_Instructions for the task_: Go through the data below and copy each line where the word "your" occurs.
⟨
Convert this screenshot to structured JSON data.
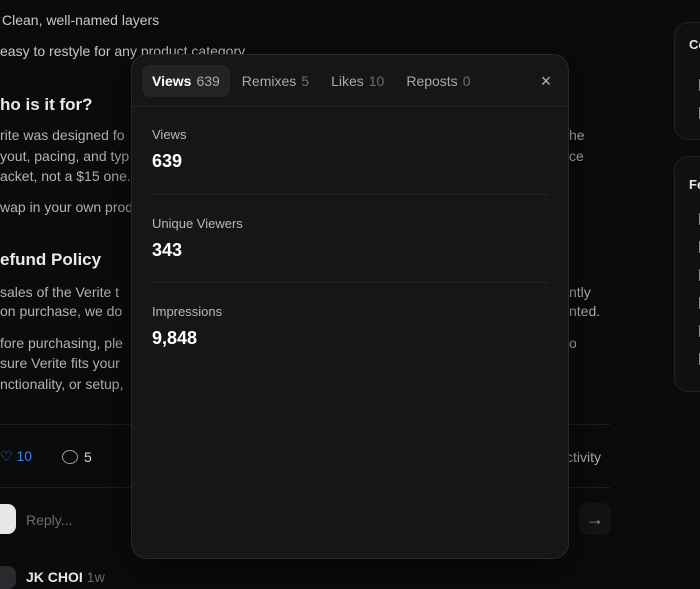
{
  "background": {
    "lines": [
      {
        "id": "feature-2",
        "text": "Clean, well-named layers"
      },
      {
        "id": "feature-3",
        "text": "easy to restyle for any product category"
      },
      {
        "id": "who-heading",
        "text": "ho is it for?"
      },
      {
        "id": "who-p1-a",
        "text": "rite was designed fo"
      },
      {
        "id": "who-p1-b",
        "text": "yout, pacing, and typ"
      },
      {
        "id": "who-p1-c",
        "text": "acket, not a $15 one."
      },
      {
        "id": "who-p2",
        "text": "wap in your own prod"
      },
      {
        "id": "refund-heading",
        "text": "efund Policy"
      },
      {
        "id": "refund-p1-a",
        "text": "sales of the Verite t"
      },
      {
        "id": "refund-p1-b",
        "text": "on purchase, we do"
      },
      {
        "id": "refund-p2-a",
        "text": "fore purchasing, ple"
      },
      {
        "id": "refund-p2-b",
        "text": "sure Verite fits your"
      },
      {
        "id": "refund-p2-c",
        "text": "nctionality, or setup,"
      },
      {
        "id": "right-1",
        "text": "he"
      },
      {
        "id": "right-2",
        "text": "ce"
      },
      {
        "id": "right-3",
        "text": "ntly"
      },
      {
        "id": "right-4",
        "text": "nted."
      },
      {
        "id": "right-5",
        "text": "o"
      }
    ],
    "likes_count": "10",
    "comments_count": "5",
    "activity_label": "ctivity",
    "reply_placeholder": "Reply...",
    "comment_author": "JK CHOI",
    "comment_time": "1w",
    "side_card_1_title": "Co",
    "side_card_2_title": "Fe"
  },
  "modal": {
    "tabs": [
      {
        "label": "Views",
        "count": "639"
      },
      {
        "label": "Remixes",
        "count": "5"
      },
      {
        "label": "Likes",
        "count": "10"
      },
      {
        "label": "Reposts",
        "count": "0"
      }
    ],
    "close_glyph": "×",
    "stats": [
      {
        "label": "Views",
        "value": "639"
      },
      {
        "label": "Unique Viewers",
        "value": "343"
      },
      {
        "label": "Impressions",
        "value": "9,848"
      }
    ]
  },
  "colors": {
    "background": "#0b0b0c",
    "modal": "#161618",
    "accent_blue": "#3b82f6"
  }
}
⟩
_Expected answer_:
        "text": "wap in your own prod"
        "text": "sure Verite fits your"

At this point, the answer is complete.